Dataset entries Block Start
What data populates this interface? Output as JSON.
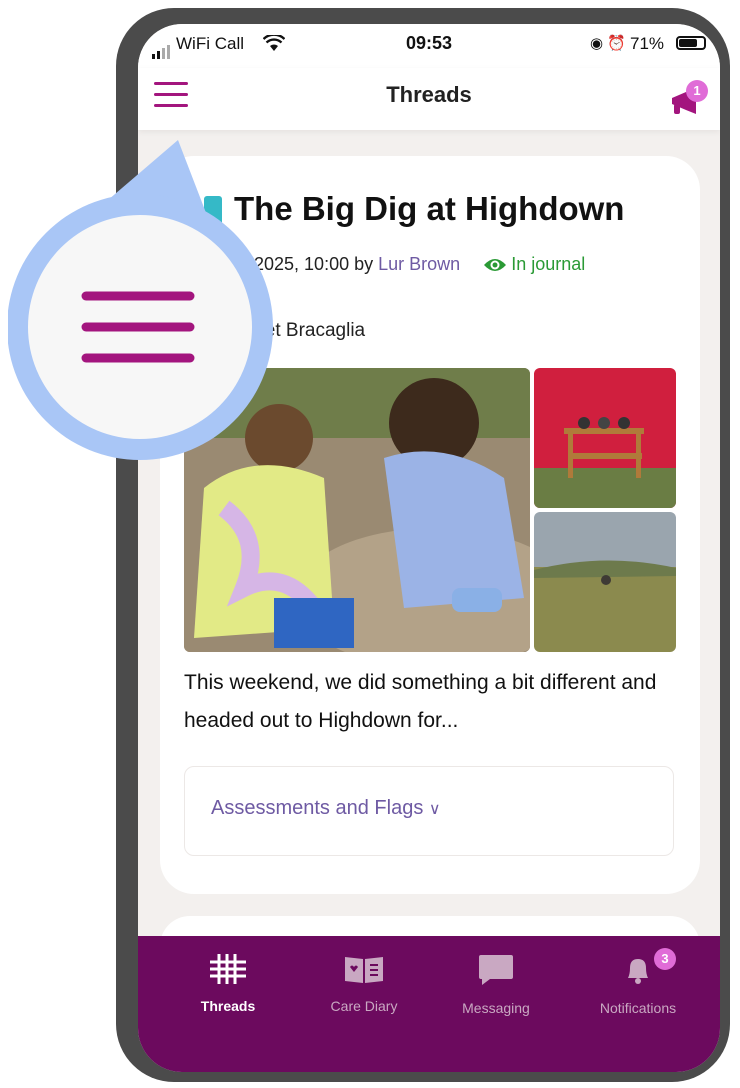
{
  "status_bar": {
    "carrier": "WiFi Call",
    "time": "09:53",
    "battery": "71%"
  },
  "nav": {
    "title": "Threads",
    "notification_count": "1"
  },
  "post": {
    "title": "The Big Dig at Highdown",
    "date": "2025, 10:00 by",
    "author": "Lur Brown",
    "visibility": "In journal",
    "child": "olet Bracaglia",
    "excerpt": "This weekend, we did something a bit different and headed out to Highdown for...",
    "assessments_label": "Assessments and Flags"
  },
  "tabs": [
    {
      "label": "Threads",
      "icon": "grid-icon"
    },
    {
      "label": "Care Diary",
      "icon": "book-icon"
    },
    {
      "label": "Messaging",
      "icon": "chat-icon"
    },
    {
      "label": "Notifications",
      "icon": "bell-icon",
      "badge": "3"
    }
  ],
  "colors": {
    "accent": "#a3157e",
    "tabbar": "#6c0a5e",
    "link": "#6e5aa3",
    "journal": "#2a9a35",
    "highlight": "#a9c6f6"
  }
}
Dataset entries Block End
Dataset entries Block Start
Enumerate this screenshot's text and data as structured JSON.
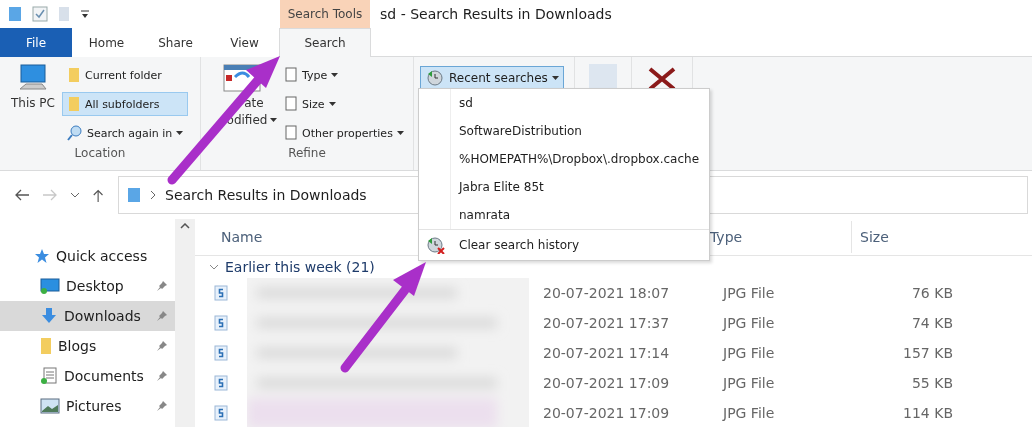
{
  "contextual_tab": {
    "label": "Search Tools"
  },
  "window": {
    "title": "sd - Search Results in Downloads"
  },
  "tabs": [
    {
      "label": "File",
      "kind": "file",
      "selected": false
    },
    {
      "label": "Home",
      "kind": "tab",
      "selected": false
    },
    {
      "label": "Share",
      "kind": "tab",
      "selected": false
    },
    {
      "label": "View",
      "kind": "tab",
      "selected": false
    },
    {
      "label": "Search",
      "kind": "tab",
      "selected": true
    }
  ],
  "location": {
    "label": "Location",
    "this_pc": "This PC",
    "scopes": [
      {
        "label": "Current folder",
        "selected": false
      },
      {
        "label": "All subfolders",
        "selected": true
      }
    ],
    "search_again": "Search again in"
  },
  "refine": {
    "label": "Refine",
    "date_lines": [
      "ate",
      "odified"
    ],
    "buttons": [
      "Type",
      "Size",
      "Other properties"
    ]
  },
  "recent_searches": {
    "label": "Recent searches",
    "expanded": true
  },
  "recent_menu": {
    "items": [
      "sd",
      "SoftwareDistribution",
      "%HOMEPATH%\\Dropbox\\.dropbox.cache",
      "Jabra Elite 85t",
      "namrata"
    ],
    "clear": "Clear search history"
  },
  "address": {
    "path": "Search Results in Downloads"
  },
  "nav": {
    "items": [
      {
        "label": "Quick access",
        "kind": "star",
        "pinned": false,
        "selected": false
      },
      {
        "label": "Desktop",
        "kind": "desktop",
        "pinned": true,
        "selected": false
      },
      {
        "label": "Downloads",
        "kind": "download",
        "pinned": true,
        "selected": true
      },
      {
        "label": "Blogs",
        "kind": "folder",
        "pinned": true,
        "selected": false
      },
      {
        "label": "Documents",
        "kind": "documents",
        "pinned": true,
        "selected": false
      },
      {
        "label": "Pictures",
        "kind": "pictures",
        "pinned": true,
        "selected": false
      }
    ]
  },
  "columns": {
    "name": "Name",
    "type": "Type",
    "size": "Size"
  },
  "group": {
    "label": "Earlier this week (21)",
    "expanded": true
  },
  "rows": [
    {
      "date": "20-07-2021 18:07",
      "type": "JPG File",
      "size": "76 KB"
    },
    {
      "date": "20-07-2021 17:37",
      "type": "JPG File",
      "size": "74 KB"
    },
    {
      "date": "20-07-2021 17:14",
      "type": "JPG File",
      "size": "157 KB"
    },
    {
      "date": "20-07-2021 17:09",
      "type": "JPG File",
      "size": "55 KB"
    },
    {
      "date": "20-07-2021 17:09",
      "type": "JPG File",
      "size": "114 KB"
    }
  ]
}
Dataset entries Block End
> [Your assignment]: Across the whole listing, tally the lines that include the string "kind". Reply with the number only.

> [Written response]: 11